A couple of months ahead of a new release of OS VectorMap District, Derek Howland and our ‘GenIE’ team extract the data from our core database. We use this core large-scale data to derive OS VectorMap District so that OS OpenData customers can benefit from our meticulous revision policy and enjoy access to open data which is consistent and up-to-date across the whole of Great Britain. The sheer volume of this data means we process it in ‘partitions’ (created using the national road network) and then ‘stitch’ the data back together.
After processing, the data is stored and validated, to ensure consistency of content and currency. Edits which are identified by the system are manual edited in the Cartography team using their wide range of skills and knowledge to resolve any critical non-conformances in the content store data. This is fairly minimal – affecting about 650 features out of 24.5 million features in the content store!
Released in beta format in March 2015, five years into our OS OpenData journey, OS Open Map – Local rapidly became our most popular open data offering with almost 400 downloads every week. Having released the full V1 for OS Open Map – Local last November, we have just released a refresh of our most detailed street-level open data product.
Do you use GEMINI? See the latest version and send your feedback on the new approach. Peter Parslow, our open standards lead and chair of the AGI Standards Committee explains more.
AGI has long-maintained UK GEMINI, a guide to creating metadata for geospatial resources. Local authorities and major data publishers like ourselves, ONS, BGS, Defra all use GEMINI to describe our products – datasets and services. These records are then collated automatically to data.gov.uk, and on the European INSPIRE portal. The records in data.gov.uk can also be accessed directly from within desktop GIS tools like Arc Desktop and QGIS, by using the OGC Catalogue Server interface, and by other tools by using the CKAN API described at https://data.gov.uk/data/metadata-api-docs. There’s ongoing work in Europe to integrate this approach more with mainstream web search engines – at present, it is a bit ‘geo specialist’!
We’re celebrating seven years of OS OpenData, and its success is down to the people and businesses using the products. We are always interested in hearing how open data is being used, so please keep sharing your examples with us. One business who we have spotted using our data regularly over the years is Parallel. We asked Ashley Clough, founder of Parallel to explain how OS OpenData has benefitted them.

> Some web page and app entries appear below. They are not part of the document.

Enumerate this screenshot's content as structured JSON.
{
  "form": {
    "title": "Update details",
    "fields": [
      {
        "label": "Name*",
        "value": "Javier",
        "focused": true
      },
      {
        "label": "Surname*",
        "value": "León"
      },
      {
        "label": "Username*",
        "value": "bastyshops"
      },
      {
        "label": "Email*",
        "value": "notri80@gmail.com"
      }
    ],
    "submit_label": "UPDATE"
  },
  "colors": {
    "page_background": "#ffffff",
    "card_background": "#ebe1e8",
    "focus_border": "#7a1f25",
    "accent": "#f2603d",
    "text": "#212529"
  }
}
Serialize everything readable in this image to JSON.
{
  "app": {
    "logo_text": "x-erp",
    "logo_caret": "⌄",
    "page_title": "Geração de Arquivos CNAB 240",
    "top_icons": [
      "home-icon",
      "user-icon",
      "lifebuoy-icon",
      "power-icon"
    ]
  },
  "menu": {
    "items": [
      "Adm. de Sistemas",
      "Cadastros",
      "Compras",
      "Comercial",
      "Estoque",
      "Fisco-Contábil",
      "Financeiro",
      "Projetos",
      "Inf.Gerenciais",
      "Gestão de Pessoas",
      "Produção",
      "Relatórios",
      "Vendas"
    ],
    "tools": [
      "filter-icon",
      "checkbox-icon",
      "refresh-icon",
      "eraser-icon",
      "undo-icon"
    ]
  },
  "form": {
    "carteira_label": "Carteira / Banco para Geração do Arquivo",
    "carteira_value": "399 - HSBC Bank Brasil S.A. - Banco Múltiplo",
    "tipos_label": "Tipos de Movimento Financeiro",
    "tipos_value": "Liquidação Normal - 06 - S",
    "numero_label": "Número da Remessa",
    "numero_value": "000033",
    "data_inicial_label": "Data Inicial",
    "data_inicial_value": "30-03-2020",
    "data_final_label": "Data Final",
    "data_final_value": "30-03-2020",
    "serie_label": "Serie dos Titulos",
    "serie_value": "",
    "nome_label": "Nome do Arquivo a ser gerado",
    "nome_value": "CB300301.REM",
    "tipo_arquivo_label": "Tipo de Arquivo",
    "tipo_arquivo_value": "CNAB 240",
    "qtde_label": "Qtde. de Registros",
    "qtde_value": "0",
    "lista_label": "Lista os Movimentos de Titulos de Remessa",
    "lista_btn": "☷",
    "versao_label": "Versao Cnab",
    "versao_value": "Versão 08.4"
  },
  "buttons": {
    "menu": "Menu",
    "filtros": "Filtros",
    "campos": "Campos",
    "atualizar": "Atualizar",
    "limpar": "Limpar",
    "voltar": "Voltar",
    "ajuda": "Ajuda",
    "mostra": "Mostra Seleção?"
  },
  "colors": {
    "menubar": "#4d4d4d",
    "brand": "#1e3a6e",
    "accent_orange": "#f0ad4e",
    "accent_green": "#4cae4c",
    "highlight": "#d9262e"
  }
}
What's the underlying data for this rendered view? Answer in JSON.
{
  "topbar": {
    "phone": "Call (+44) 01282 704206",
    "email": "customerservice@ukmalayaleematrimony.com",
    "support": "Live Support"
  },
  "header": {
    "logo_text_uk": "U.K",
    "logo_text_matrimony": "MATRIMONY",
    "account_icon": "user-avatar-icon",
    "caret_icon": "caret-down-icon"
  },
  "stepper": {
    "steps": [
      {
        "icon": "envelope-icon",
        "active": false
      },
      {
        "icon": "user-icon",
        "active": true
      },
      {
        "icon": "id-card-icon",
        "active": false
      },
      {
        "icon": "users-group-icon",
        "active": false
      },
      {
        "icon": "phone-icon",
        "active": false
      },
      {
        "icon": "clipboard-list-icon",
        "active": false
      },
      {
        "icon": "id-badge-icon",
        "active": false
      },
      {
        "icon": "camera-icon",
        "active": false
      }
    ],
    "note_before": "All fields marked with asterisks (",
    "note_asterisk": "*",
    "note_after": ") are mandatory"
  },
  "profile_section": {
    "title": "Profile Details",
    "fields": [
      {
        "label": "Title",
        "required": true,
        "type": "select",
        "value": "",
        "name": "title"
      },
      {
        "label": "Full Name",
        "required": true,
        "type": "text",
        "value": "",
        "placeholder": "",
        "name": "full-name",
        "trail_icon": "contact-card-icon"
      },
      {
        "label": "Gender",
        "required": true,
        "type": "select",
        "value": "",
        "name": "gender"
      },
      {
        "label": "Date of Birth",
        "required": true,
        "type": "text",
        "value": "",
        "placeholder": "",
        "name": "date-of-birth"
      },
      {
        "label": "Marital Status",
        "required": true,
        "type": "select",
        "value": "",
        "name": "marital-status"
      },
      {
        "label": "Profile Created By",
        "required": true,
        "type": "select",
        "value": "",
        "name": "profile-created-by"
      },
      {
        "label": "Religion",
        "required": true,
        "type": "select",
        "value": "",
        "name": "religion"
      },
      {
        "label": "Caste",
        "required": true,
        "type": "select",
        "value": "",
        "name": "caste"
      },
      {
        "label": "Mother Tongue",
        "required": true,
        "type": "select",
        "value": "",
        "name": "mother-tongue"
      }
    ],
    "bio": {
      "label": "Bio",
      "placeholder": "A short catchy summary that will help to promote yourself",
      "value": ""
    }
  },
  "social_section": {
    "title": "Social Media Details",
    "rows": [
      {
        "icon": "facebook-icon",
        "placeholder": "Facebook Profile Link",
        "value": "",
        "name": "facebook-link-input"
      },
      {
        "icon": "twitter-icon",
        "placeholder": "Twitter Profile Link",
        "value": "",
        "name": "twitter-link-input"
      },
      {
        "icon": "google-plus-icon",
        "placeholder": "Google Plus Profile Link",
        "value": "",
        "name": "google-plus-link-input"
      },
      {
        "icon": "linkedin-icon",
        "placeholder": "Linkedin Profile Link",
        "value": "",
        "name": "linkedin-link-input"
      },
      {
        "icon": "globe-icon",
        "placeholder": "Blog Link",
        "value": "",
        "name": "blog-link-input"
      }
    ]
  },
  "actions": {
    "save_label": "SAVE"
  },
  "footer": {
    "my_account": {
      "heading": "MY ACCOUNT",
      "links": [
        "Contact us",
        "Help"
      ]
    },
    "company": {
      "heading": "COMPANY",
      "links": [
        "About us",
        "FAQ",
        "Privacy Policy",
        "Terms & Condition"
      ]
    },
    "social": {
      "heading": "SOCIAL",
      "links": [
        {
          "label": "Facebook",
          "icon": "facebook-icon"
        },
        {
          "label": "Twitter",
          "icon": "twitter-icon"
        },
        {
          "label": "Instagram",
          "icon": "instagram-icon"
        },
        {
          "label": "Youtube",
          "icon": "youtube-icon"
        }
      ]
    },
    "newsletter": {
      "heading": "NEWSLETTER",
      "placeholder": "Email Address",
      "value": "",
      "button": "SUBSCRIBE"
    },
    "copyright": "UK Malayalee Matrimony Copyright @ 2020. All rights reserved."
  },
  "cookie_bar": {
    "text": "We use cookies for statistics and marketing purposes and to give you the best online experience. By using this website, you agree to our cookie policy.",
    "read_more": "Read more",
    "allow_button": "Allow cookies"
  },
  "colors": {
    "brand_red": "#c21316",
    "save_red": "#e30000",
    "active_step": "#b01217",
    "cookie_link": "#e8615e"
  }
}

Parallel has evolved to specialise in data-visualisation and mapping, particularly for healthcare data in and around the NHS. We started to use OS OpenData when we became frustrated by the styling of available basemaps for website applications. We needed a set of maps that were optimised for the presentation of data overlays; as icons for point locations and polygons for area indications. We needed to control what was visible on the map at every zoom level and crucially we needed to ensure that the level of detail was consistent across the entirety of Great Britain. We investigated using open source map data but we couldn’t rely on the consistency of data within urban locations, and particularly in more rural locations. As the maps are used within the NHS we needed to ensure that everywhere had the same quality of data; OS OpenData was, and we believe still is, the most consistent for our purpose.
Our talented Craft Club created the fantastic Great British Craftography Map, and it’s currently up for auction to raise money for Solent Mind, our corporate charity. The crafty individuals recreated the Ordnance Survey National Grid into a 2.2m by 1.2m wall hanging with the 91 tiles showcasing 16 different craft techniques. Each tile represents a notable subject from the area covered – it could be a geographical feature, a well-known landmark, a local food, or even a craft or material associated with the area.
Just for fun, we have a #CraftographyMap quiz to test your knowledge of Britain. We’ve picked ten of the crafty tiles – can you tell us which areas of Britain they represent? Bonus points if you know the corresponding National Grid tile reference too…